EXERCISE DETAILS: For the material that follows, list every line containing the word "screenshot".

*** Opening DATASET EXTRACT ***

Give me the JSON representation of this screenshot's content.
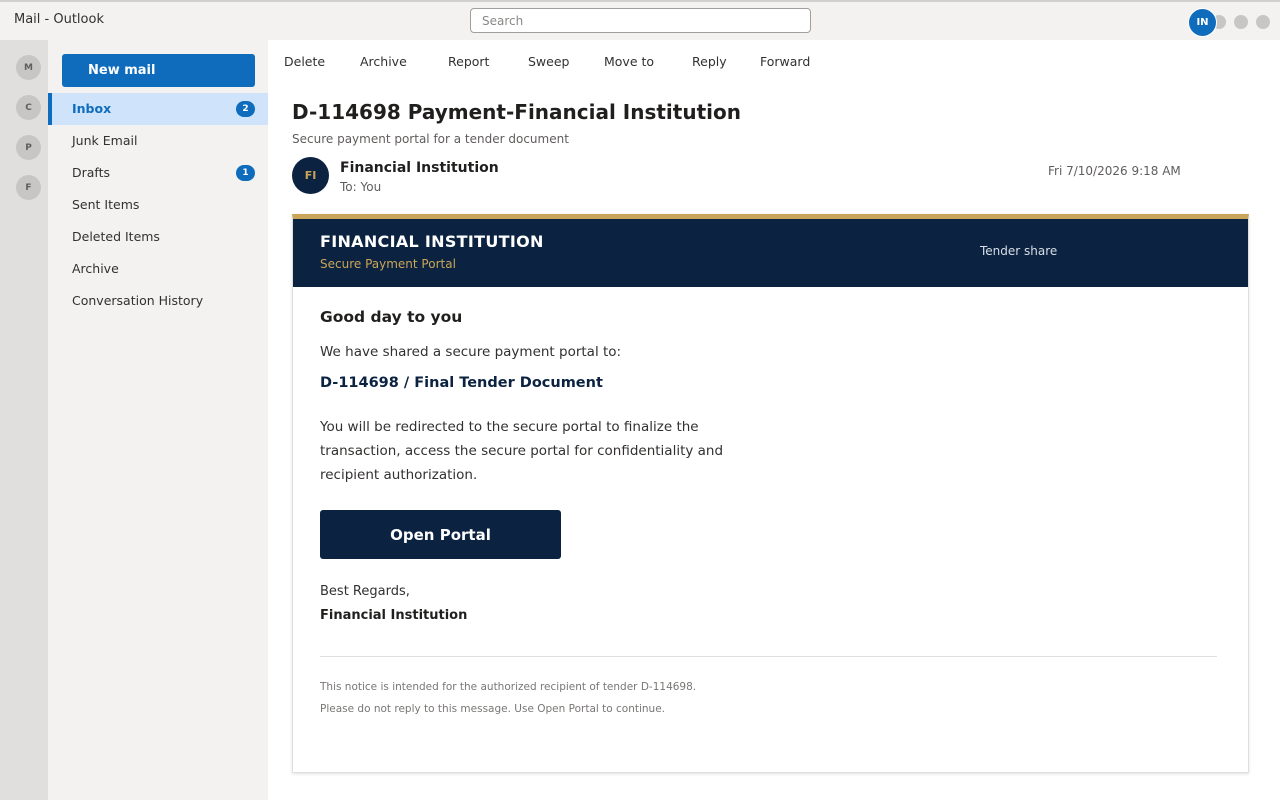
{
  "app": {
    "title": "Mail - Outlook"
  },
  "search": {
    "placeholder": "Search"
  },
  "user": {
    "initials": "IN"
  },
  "rail": {
    "items": [
      "M",
      "C",
      "P",
      "F"
    ]
  },
  "folders": {
    "new_mail": "New mail",
    "items": [
      {
        "label": "Inbox",
        "count": "2",
        "active": true
      },
      {
        "label": "Junk Email"
      },
      {
        "label": "Drafts",
        "count": "1"
      },
      {
        "label": "Sent Items"
      },
      {
        "label": "Deleted Items"
      },
      {
        "label": "Archive"
      },
      {
        "label": "Conversation History"
      }
    ]
  },
  "toolbar": {
    "delete": "Delete",
    "archive": "Archive",
    "report": "Report",
    "sweep": "Sweep",
    "move_to": "Move to",
    "reply": "Reply",
    "forward": "Forward"
  },
  "message": {
    "subject": "D-114698 Payment-Financial Institution",
    "preview": "Secure payment portal for a tender document",
    "sender_initials": "FI",
    "sender": "Financial Institution",
    "to": "To: You",
    "date": "Fri 7/10/2026 9:18 AM"
  },
  "email": {
    "brand": "FINANCIAL INSTITUTION",
    "brand_sub": "Secure Payment Portal",
    "header_right": "Tender share",
    "greeting": "Good day to you",
    "intro": "We have shared a secure payment portal to:",
    "document": "D-114698 / Final Tender Document",
    "body": "You will be redirected to the secure portal to finalize the transaction, access the secure portal for confidentiality and recipient authorization.",
    "button": "Open Portal",
    "regards": "Best Regards,",
    "signature": "Financial Institution",
    "footer_1": "This notice is intended for the authorized recipient of tender D-114698.",
    "footer_2": "Please do not reply to this message. Use Open Portal to continue."
  },
  "colors": {
    "accent": "#0f6cbd",
    "brand_navy": "#0b2340",
    "brand_gold": "#c9a55a"
  }
}
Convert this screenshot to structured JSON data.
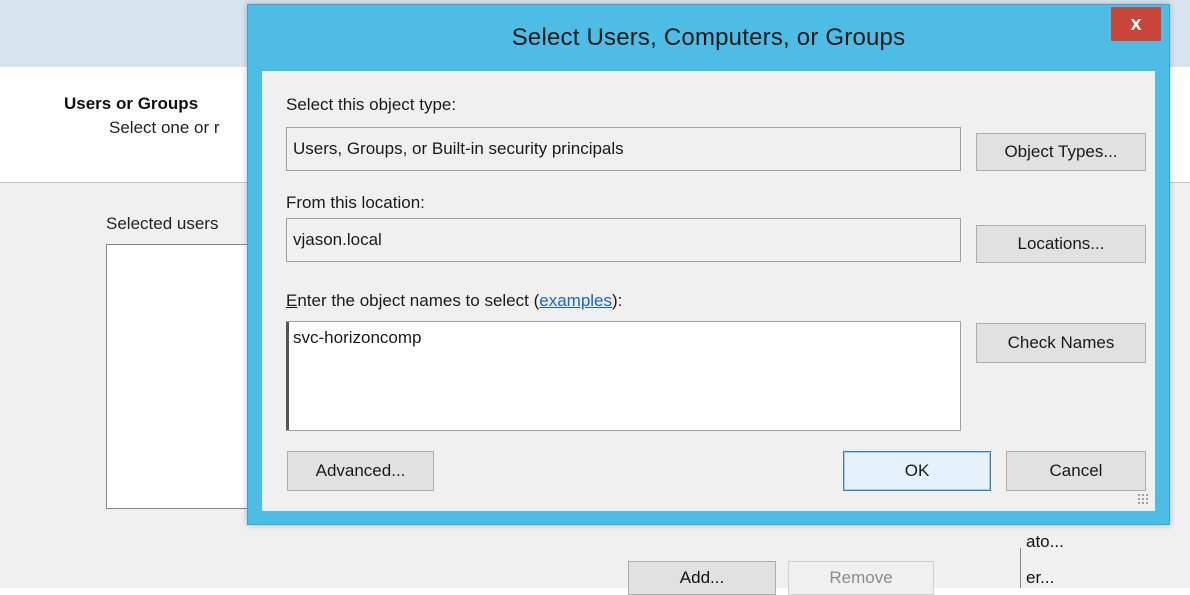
{
  "background_window": {
    "title": "Users or Groups",
    "subtitle": "Select one or r",
    "selected_label": "Selected users",
    "add_label": "Add...",
    "remove_label": "Remove",
    "right_items": [
      "ato...",
      "er..."
    ]
  },
  "dialog": {
    "title": "Select Users, Computers, or Groups",
    "close_glyph": "x",
    "object_type_label": "Select this object type:",
    "object_type_value": "Users, Groups, or Built-in security principals",
    "object_types_button": "Object Types...",
    "location_label": "From this location:",
    "location_value": "vjason.local",
    "locations_button": "Locations...",
    "names_label_underlined": "E",
    "names_label_rest": "nter the object names to select (",
    "names_label_link": "examples",
    "names_label_end": "):",
    "names_value": "svc-horizoncomp",
    "check_names_button": "Check Names",
    "advanced_button": "Advanced...",
    "ok_button": "OK",
    "cancel_button": "Cancel"
  },
  "colors": {
    "title_bar": "#4ebde6",
    "close_button": "#c7453b",
    "link": "#1a64c9"
  }
}
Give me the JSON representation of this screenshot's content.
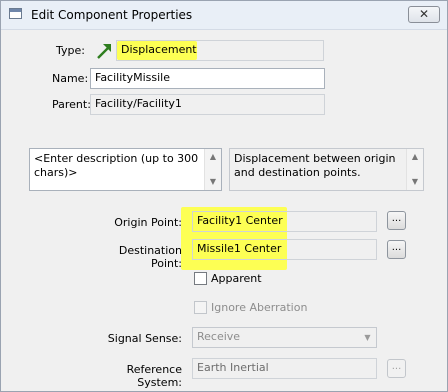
{
  "window": {
    "title": "Edit Component Properties",
    "close_glyph": "✕"
  },
  "type": {
    "label": "Type:",
    "value": "Displacement",
    "icon": "arrow-up-right-icon"
  },
  "name": {
    "label": "Name:",
    "value": "FacilityMissile"
  },
  "parent": {
    "label": "Parent:",
    "value": "Facility/Facility1"
  },
  "description": {
    "placeholder_text": "<Enter description (up to 300 chars)>"
  },
  "summary": {
    "text": "Displacement between origin and destination points."
  },
  "origin": {
    "label": "Origin Point:",
    "value": "Facility1 Center",
    "browse": "..."
  },
  "destination": {
    "label": "Destination Point:",
    "value": "Missile1 Center",
    "browse": "..."
  },
  "apparent": {
    "label": "Apparent",
    "checked": false
  },
  "ignore_aberration": {
    "label": "Ignore Aberration",
    "checked": false
  },
  "signal_sense": {
    "label": "Signal Sense:",
    "value": "Receive"
  },
  "reference_system": {
    "label": "Reference System:",
    "value": "Earth Inertial",
    "browse": "..."
  },
  "colors": {
    "highlight": "#fdff54",
    "title_bar": "#e9eff7",
    "arrow": "#2e7d1f"
  }
}
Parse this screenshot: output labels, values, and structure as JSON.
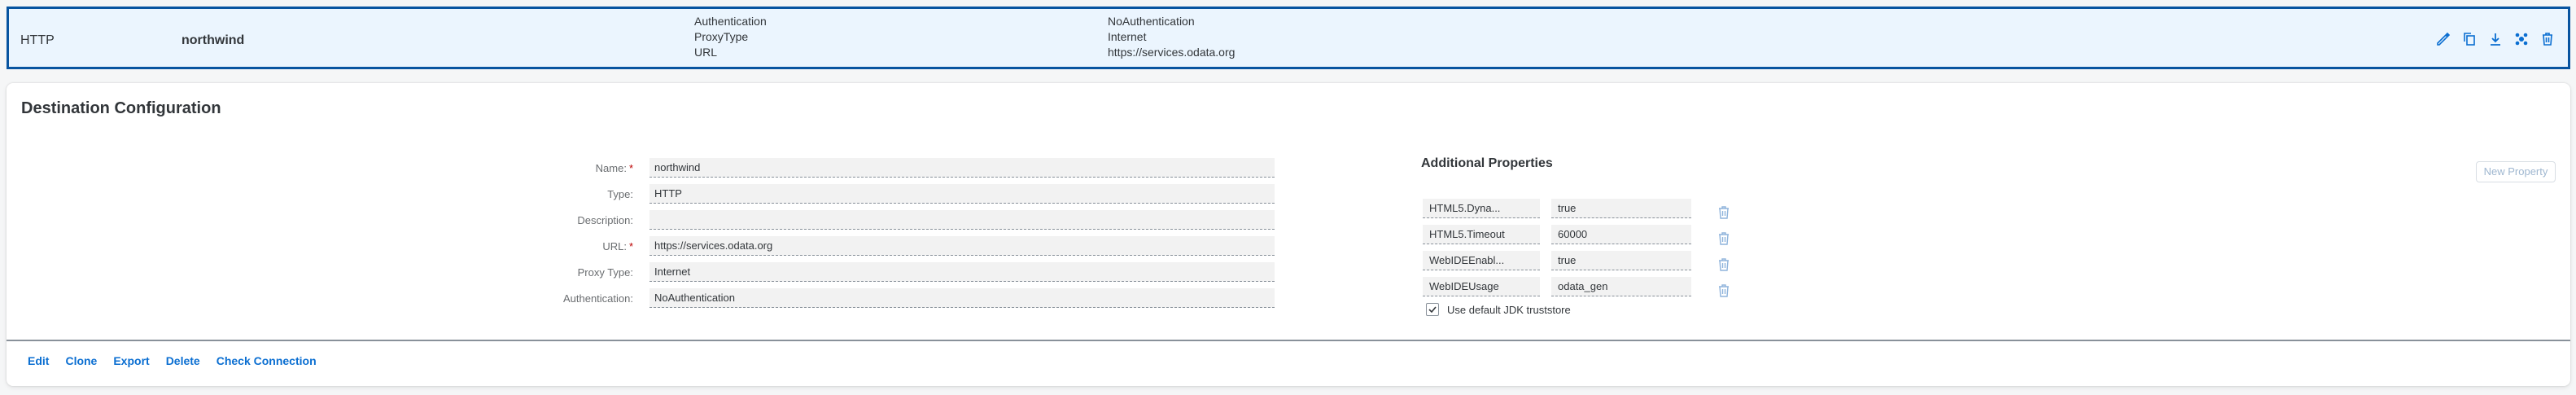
{
  "selected_row": {
    "type": "HTTP",
    "name": "northwind",
    "keys": [
      "Authentication",
      "ProxyType",
      "URL"
    ],
    "values": [
      "NoAuthentication",
      "Internet",
      "https://services.odata.org"
    ],
    "actions": [
      "edit-icon",
      "copy-icon",
      "download-icon",
      "settings-icon",
      "delete-icon"
    ]
  },
  "panel": {
    "title": "Destination Configuration",
    "fields": [
      {
        "label": "Name:",
        "required": true,
        "value": "northwind"
      },
      {
        "label": "Type:",
        "required": false,
        "value": "HTTP"
      },
      {
        "label": "Description:",
        "required": false,
        "value": ""
      },
      {
        "label": "URL:",
        "required": true,
        "value": "https://services.odata.org"
      },
      {
        "label": "Proxy Type:",
        "required": false,
        "value": "Internet"
      },
      {
        "label": "Authentication:",
        "required": false,
        "value": "NoAuthentication"
      }
    ],
    "additional_properties": {
      "title": "Additional Properties",
      "new_property_label": "New Property",
      "properties": [
        {
          "key": "HTML5.Dyna...",
          "value": "true"
        },
        {
          "key": "HTML5.Timeout",
          "value": "60000"
        },
        {
          "key": "WebIDEEnabl...",
          "value": "true"
        },
        {
          "key": "WebIDEUsage",
          "value": "odata_gen"
        }
      ],
      "jdk_checkbox_label": "Use default JDK truststore",
      "jdk_checked": true
    },
    "footer_actions": [
      "Edit",
      "Clone",
      "Export",
      "Delete",
      "Check Connection"
    ]
  },
  "colors": {
    "accent": "#0a6ed1",
    "selected_row_bg": "#ebf5fe",
    "selected_row_border": "#0854a0",
    "required": "#bb0000"
  }
}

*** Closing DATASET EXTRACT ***

WRITTEN REPLY:
Give me the JSON representation of this screenshot's content.
Convert this screenshot to structured JSON data.
Give me the JSON representation of this screenshot's content.
Parse this screenshot: output labels, values, and structure as JSON.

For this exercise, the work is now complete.